Aim of the task -
Run through the data and copy out every line that mentions the word "voicemail".

[Element data from apps and pages]
▽

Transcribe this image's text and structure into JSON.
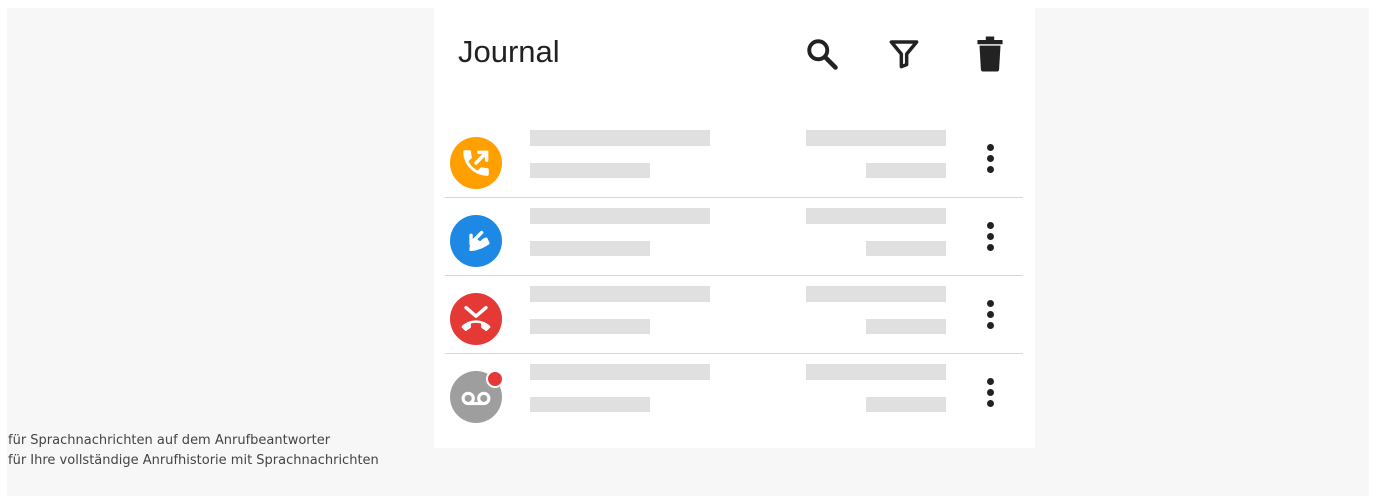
{
  "header": {
    "title": "Journal",
    "icons": [
      "search-icon",
      "filter-icon",
      "trash-icon"
    ]
  },
  "calls": [
    {
      "type": "outgoing",
      "icon": "outgoing-call-icon",
      "color": "#FFA000",
      "unread": false
    },
    {
      "type": "incoming",
      "icon": "incoming-call-icon",
      "color": "#1E88E5",
      "unread": false
    },
    {
      "type": "missed",
      "icon": "missed-call-icon",
      "color": "#E53935",
      "unread": false
    },
    {
      "type": "voicemail",
      "icon": "voicemail-icon",
      "color": "#9E9E9E",
      "unread": true
    }
  ],
  "captions": {
    "line1": "für Sprachnachrichten auf dem Anrufbeantworter",
    "line2": "für Ihre vollständige Anrufhistorie mit Sprachnachrichten"
  }
}
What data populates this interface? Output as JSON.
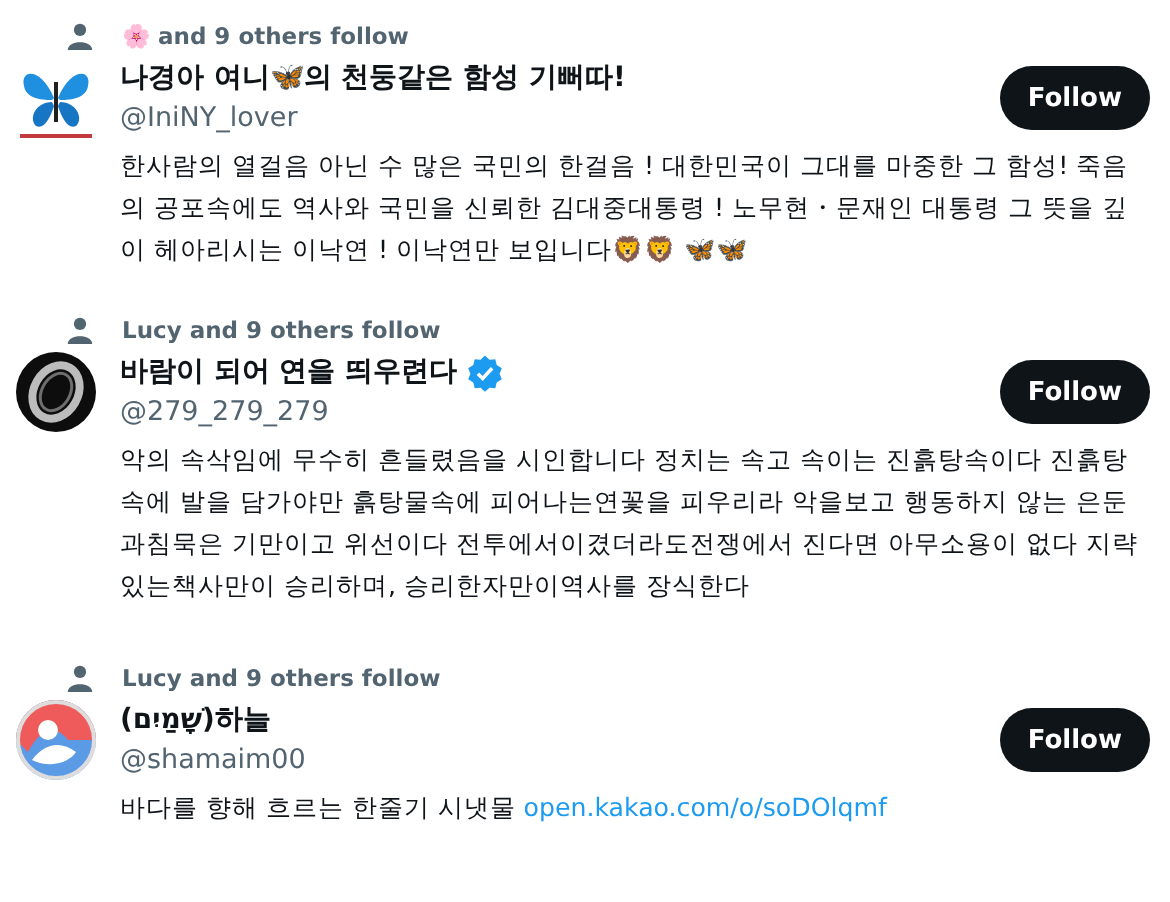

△

Task result -
      "type": "voicemail",
      "icon": "voicemail-icon",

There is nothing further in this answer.